**WORK REQUEST:** Repeat each line of the material below without change.

**GIVEN DATA:**
◆ ◆ ◆ ◆ ◆
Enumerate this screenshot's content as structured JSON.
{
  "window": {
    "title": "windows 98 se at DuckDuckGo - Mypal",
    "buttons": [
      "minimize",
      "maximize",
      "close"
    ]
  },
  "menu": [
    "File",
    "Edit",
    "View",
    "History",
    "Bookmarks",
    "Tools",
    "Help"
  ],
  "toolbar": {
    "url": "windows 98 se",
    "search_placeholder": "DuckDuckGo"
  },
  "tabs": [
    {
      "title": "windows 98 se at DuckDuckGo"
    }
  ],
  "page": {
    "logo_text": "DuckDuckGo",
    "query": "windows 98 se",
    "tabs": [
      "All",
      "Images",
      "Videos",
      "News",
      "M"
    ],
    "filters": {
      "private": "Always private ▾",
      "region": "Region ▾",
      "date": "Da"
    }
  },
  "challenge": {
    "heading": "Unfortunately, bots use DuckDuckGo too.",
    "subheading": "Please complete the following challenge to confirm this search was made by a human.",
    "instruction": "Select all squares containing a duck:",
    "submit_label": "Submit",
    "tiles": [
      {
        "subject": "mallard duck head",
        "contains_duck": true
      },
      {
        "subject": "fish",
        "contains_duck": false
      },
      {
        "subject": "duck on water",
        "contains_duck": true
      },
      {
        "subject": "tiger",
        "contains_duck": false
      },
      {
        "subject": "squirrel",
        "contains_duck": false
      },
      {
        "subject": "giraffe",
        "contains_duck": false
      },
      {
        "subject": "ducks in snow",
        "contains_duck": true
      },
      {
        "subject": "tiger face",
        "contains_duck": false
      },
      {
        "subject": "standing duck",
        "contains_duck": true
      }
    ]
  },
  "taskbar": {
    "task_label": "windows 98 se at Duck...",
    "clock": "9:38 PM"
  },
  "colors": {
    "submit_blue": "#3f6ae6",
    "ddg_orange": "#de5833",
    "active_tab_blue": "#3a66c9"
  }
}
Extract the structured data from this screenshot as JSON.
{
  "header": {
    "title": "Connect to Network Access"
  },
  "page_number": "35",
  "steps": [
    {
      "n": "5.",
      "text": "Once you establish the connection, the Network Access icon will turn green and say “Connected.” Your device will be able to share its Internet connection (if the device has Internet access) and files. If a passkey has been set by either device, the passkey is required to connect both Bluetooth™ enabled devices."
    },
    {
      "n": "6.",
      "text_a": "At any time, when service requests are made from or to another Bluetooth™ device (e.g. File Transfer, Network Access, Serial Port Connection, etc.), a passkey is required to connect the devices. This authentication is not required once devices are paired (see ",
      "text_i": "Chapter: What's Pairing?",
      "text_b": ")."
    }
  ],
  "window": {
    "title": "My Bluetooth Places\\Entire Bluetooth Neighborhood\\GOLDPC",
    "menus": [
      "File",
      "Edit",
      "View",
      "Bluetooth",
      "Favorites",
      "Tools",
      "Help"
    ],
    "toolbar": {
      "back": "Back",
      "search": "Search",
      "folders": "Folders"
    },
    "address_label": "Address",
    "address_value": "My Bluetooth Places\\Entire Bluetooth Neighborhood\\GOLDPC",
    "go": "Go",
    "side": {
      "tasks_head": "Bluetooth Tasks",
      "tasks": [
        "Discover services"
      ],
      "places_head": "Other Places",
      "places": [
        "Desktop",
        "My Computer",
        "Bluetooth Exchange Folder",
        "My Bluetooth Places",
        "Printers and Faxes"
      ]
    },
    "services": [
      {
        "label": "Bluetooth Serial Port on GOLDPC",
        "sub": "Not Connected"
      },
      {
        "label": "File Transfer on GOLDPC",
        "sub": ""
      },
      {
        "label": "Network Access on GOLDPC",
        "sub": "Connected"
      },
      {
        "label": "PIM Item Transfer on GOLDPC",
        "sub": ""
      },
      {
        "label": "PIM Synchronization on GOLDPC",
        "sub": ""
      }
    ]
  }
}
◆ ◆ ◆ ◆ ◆
**RESPONSE TO THIS TASK:**
Enumerate this screenshot's content as structured JSON.
{
  "window": {
    "title": "windows 98 se at DuckDuckGo - Mypal",
    "buttons": [
      "minimize",
      "maximize",
      "close"
    ]
  },
  "menu": [
    "File",
    "Edit",
    "View",
    "History",
    "Bookmarks",
    "Tools",
    "Help"
  ],
  "toolbar": {
    "url": "windows 98 se",
    "search_placeholder": "DuckDuckGo"
  },
  "tabs": [
    {
      "title": "windows 98 se at DuckDuckGo"
    }
  ],
  "page": {
    "logo_text": "DuckDuckGo",
    "query": "windows 98 se",
    "tabs": [
      "All",
      "Images",
      "Videos",
      "News",
      "M"
    ],
    "filters": {
      "private": "Always private ▾",
      "region": "Region ▾",
      "date": "Da"
    }
  },
  "challenge": {
    "heading": "Unfortunately, bots use DuckDuckGo too.",
    "subheading": "Please complete the following challenge to confirm this search was made by a human.",
    "instruction": "Select all squares containing a duck:",
    "submit_label": "Submit",
    "tiles": [
      {
        "subject": "mallard duck head",
        "contains_duck": true
      },
      {
        "subject": "fish",
        "contains_duck": false
      },
      {
        "subject": "duck on water",
        "contains_duck": true
      },
      {
        "subject": "tiger",
        "contains_duck": false
      },
      {
        "subject": "squirrel",
        "contains_duck": false
      },
      {
        "subject": "giraffe",
        "contains_duck": false
      },
      {
        "subject": "ducks in snow",
        "contains_duck": true
      },
      {
        "subject": "tiger face",
        "contains_duck": false
      },
      {
        "subject": "standing duck",
        "contains_duck": true
      }
    ]
  },
  "taskbar": {
    "task_label": "windows 98 se at Duck...",
    "clock": "9:38 PM"
  },
  "colors": {
    "submit_blue": "#3f6ae6",
    "ddg_orange": "#de5833",
    "active_tab_blue": "#3a66c9"
  }
}
Extract the structured data from this screenshot as JSON.
{
  "header": {
    "title": "Connect to Network Access"
  },
  "page_number": "35",
  "steps": [
    {
      "n": "5.",
      "text": "Once you establish the connection, the Network Access icon will turn green and say “Connected.” Your device will be able to share its Internet connection (if the device has Internet access) and files. If a passkey has been set by either device, the passkey is required to connect both Bluetooth™ enabled devices."
    },
    {
      "n": "6.",
      "text_a": "At any time, when service requests are made from or to another Bluetooth™ device (e.g. File Transfer, Network Access, Serial Port Connection, etc.), a passkey is required to connect the devices. This authentication is not required once devices are paired (see ",
      "text_i": "Chapter: What's Pairing?",
      "text_b": ")."
    }
  ],
  "window": {
    "title": "My Bluetooth Places\\Entire Bluetooth Neighborhood\\GOLDPC",
    "menus": [
      "File",
      "Edit",
      "View",
      "Bluetooth",
      "Favorites",
      "Tools",
      "Help"
    ],
    "toolbar": {
      "back": "Back",
      "search": "Search",
      "folders": "Folders"
    },
    "address_label": "Address",
    "address_value": "My Bluetooth Places\\Entire Bluetooth Neighborhood\\GOLDPC",
    "go": "Go",
    "side": {
      "tasks_head": "Bluetooth Tasks",
      "tasks": [
        "Discover services"
      ],
      "places_head": "Other Places",
      "places": [
        "Desktop",
        "My Computer",
        "Bluetooth Exchange Folder",
        "My Bluetooth Places",
        "Printers and Faxes"
      ]
    },
    "services": [
      {
        "label": "Bluetooth Serial Port on GOLDPC",
        "sub": "Not Connected"
      },
      {
        "label": "File Transfer on GOLDPC",
        "sub": ""
      },
      {
        "label": "Network Access on GOLDPC",
        "sub": "Connected"
      },
      {
        "label": "PIM Item Transfer on GOLDPC",
        "sub": ""
      },
      {
        "label": "PIM Synchronization on GOLDPC",
        "sub": ""
      }
    ]
  }
}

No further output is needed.